Till butter’d sowens, wi’ fragrant lunt,
Set a’ their gabs a-steerin;
Syne, wi’ a social glass o’ strunt,
They parted aff careerin
Fu’ blythe that night.
So important was the tradition of Halloween to many a Scot that it found its way to faraway climes in the cultural baggage of Scottish migrants. In Victoria, British Columbia, it was under the auspices of the First Presbyterian church choir that a Halloween concert was held in 1907. ‘In no way’, noted the local newspaper, ‘could it [Halloween] be better celebrated than by attending this Scotch concert.’ A little further south, in San Francisco in the United States, the city’s Thistle Club customarily celebrated Halloween with a ball. In 1904, ‘songs of bonnie Scotland were sung’, and ‘the club piper, Edward Ross, inspired recollections of the land of the thistle.’ A year earlier, at the Thistle Club’s 22nd Halloween Ball, ‘about 200 lads and lassies [were] on the floor, who danced gayly to Scottish music played on Scottish instruments.’
Halloween was not confined, however, to the northern hemisphere.
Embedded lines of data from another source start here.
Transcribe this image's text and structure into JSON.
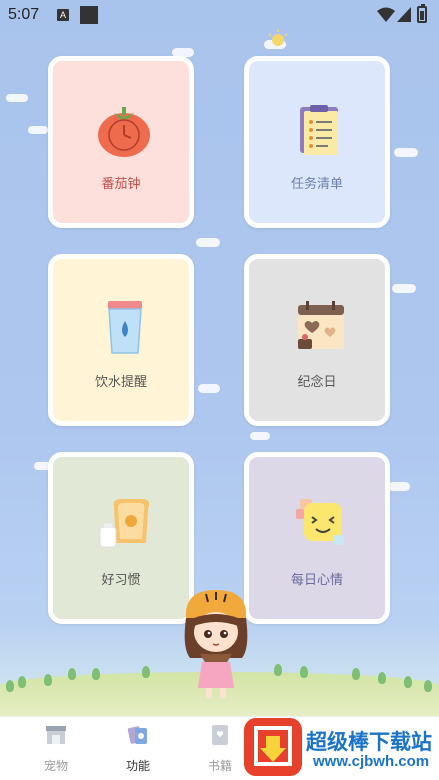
{
  "status_bar": {
    "time": "5:07",
    "notification_letter": "A"
  },
  "cards": [
    {
      "label": "番茄钟",
      "icon": "tomato-timer-icon",
      "bg": "#fde0dc",
      "label_color": "#c0504d"
    },
    {
      "label": "任务清单",
      "icon": "task-list-icon",
      "bg": "#dde7fb",
      "label_color": "#6a7fa8"
    },
    {
      "label": "饮水提醒",
      "icon": "water-cup-icon",
      "bg": "#fff4d6",
      "label_color": "#555555"
    },
    {
      "label": "纪念日",
      "icon": "calendar-hearts-icon",
      "bg": "#e2e2e2",
      "label_color": "#555555"
    },
    {
      "label": "好习惯",
      "icon": "toast-milk-icon",
      "bg": "#e1e8d5",
      "label_color": "#555555"
    },
    {
      "label": "每日心情",
      "icon": "mood-face-icon",
      "bg": "#dcd8e8",
      "label_color": "#6a6a9a"
    }
  ],
  "tabbar": {
    "items": [
      {
        "label": "宠物",
        "icon": "pet-shop-icon",
        "active": false
      },
      {
        "label": "功能",
        "icon": "function-cards-icon",
        "active": true
      },
      {
        "label": "书籍",
        "icon": "book-icon",
        "active": false
      }
    ]
  },
  "watermark": {
    "title": "超级棒下载站",
    "url": "www.cjbwh.com"
  },
  "colors": {
    "card_border": "#ffffff",
    "sky": "#a9c4ec",
    "watermark_blue": "#1a73c9",
    "watermark_red": "#e8412b"
  }
}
In Brisbane, Australia, in 1893, the Queensland Scottish Association came together ‘to take part in and witness many of the auld games common in Scotland at the Halloween festival 100 years ago … The superstitious game of the “three basins” caused great amusement among the young ladies present.’ A little later, in 1922, the Register from Adelaide, reporting on the Halloween celebrations held by the South Australia Caledonian Society, noted that ‘wherever Scotsmen foregather they love to keep in memory and celebrate the customs and festivals of their beloved homeland. Halloween, the night of October 31, being the eve before “All Saints’ Day”,’ is usually celebrated by Scottish folk and their descendants in whatever part of the globe they may be.’
In New Zealand, too, Halloween celebrations were customarily part of the varied cultural programmes organised by Scottish clubs and societies in the country. The festival was seen as a particularly good means for the promotion of the literature and poetry of Scotland. In Ashburton, as small settlement in Canterbury in the South Island of New Zealand, the local Scottish Society organised a Halloween celebration in 1910 for example. The patron, Mr P. Stewart, and a good number of members and friends were present, and an enjoyable evening was spent. Selections were given during the programme by the Scottish Pipe Band, which also played outside the hall. During the evening sprigs of heather, delivered especially from ‘the homeland’, were distributed, and an enjoyable evening closed with the singing of Auld Lang Syne. A good decade earlier, and a little further south in Dunedin, the Dunedin Burns Club held its annual Halloween gathering. As was noted in a report on the gathering, the Club’s President, Mr Gibson, ‘in speaking of the festival of Halloween said it was one of the most ancient and honoured customs of Scotland.’ And so the tradition of celebrating Halloween continued among the Scots abroad – even in the Scottish diaspora’s farthest outpost.